*** Source data ***

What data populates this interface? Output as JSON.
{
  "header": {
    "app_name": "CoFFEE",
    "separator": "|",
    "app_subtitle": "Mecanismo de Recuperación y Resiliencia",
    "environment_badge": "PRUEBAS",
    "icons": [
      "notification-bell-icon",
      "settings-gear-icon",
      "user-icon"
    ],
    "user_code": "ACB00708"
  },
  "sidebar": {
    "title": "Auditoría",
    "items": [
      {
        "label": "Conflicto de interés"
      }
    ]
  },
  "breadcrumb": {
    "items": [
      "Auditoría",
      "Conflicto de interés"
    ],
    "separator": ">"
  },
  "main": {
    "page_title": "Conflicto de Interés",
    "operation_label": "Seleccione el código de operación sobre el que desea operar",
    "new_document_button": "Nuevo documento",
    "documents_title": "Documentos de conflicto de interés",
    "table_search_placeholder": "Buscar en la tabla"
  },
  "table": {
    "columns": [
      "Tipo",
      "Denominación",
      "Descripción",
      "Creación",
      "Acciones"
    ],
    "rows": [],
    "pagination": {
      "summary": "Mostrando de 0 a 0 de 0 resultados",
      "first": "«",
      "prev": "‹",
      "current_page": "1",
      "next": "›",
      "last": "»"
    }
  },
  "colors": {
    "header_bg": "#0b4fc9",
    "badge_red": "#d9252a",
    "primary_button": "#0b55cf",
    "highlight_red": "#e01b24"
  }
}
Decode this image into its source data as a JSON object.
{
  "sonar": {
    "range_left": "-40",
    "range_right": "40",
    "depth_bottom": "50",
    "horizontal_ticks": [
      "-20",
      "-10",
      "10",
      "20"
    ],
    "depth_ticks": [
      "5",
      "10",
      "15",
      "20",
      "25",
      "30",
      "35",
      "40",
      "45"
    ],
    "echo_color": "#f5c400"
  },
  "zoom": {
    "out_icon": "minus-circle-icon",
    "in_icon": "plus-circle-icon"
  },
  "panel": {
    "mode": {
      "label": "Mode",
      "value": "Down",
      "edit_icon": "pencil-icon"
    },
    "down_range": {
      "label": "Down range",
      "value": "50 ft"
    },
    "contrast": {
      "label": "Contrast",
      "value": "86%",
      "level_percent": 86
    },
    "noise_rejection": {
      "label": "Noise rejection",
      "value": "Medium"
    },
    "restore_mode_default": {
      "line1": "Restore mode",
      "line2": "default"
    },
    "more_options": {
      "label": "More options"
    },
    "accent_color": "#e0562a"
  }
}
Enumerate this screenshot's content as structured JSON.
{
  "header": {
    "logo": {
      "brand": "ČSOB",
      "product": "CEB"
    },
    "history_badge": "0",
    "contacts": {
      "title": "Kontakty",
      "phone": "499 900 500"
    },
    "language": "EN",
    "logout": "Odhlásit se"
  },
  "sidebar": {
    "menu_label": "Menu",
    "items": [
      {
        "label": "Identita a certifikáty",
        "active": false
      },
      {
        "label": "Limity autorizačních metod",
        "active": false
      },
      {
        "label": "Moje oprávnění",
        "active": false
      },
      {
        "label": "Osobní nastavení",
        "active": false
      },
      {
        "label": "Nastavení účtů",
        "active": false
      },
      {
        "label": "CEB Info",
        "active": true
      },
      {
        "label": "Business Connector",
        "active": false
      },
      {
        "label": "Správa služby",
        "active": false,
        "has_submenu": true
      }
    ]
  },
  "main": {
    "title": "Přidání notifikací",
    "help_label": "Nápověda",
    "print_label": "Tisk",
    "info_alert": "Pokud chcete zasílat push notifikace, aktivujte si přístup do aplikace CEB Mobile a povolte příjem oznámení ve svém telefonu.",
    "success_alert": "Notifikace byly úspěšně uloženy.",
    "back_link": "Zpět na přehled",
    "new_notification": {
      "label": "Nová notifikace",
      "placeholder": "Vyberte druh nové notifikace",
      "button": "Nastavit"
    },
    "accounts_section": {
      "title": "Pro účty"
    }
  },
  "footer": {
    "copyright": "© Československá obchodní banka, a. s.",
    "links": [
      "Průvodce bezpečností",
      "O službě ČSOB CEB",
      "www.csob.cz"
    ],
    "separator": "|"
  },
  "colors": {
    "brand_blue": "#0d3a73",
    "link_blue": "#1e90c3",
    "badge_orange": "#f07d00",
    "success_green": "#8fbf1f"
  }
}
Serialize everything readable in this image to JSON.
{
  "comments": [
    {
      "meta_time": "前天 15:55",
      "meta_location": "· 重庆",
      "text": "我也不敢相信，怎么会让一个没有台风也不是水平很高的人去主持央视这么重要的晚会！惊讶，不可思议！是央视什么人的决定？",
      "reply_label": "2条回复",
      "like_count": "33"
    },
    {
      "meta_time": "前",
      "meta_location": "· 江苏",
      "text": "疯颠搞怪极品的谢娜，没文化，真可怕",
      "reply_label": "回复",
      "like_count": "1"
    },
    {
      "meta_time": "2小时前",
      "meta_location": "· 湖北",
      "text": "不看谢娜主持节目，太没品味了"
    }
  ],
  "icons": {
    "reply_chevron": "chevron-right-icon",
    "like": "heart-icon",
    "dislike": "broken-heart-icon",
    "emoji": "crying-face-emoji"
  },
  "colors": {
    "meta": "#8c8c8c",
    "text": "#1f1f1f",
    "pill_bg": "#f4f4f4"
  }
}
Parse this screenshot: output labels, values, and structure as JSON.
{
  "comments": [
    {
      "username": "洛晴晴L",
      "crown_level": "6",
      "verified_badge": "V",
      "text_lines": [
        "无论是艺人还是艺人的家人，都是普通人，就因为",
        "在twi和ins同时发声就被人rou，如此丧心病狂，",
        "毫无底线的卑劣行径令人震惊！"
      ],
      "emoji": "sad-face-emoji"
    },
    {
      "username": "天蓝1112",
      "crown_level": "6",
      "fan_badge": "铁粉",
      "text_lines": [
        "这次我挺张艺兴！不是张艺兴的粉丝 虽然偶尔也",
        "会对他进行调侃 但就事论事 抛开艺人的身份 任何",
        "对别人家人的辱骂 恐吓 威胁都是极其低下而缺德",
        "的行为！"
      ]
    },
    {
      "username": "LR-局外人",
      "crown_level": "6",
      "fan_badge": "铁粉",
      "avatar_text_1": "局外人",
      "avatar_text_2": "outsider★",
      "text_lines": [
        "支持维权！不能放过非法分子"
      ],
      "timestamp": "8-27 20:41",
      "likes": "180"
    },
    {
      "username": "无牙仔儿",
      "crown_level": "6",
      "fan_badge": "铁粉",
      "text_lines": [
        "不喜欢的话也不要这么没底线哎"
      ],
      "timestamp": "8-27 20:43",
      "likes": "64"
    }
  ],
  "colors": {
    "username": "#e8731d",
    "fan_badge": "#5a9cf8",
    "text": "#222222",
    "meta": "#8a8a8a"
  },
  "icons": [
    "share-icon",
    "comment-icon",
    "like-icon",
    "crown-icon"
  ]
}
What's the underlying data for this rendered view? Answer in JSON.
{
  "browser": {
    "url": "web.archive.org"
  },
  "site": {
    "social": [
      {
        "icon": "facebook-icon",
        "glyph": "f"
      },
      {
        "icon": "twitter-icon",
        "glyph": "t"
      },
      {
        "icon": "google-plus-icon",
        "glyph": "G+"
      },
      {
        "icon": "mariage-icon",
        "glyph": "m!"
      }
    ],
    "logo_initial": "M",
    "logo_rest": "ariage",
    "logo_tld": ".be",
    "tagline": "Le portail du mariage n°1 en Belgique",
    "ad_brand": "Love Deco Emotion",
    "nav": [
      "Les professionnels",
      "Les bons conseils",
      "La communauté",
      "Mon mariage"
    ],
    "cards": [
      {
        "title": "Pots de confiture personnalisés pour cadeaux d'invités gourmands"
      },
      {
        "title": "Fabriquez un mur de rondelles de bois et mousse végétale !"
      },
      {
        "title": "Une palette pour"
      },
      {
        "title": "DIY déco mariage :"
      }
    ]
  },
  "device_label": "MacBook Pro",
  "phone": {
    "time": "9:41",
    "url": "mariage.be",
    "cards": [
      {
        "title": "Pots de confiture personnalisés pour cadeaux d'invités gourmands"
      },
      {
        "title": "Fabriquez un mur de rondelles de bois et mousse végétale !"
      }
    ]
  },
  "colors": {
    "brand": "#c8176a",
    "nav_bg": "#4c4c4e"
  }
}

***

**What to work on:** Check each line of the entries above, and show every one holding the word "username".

**Output of the exercise:**
      "username": "洛晴晴L",
      "username": "天蓝1112",
      "username": "LR-局外人",
      "username": "无牙仔儿",
    "username": "#e8731d",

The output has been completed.